• _INSTRUCTIONS TO FOLLOW_
The answer must be the full listing, written out exactly.

• _INFORMATION SUPPLIED_
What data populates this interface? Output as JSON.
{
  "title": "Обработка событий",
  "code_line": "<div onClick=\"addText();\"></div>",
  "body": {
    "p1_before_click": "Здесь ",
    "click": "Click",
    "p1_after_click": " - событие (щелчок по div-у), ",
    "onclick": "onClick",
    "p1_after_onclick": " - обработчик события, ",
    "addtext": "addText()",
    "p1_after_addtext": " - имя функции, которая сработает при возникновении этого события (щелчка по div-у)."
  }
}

• _RESPONSE TO THIS EXERCISE_
What data populates this interface? Output as JSON.
{
  "title": "Обработка событий",
  "code_line": "<div onClick=\"addText();\"></div>",
  "body": {
    "p1_before_click": "Здесь ",
    "click": "Click",
    "p1_after_click": " - событие (щелчок по div-у), ",
    "onclick": "onClick",
    "p1_after_onclick": " - обработчик события, ",
    "addtext": "addText()",
    "p1_after_addtext": " - имя функции, которая сработает при возникновении этого события (щелчка по div-у)."
  }
}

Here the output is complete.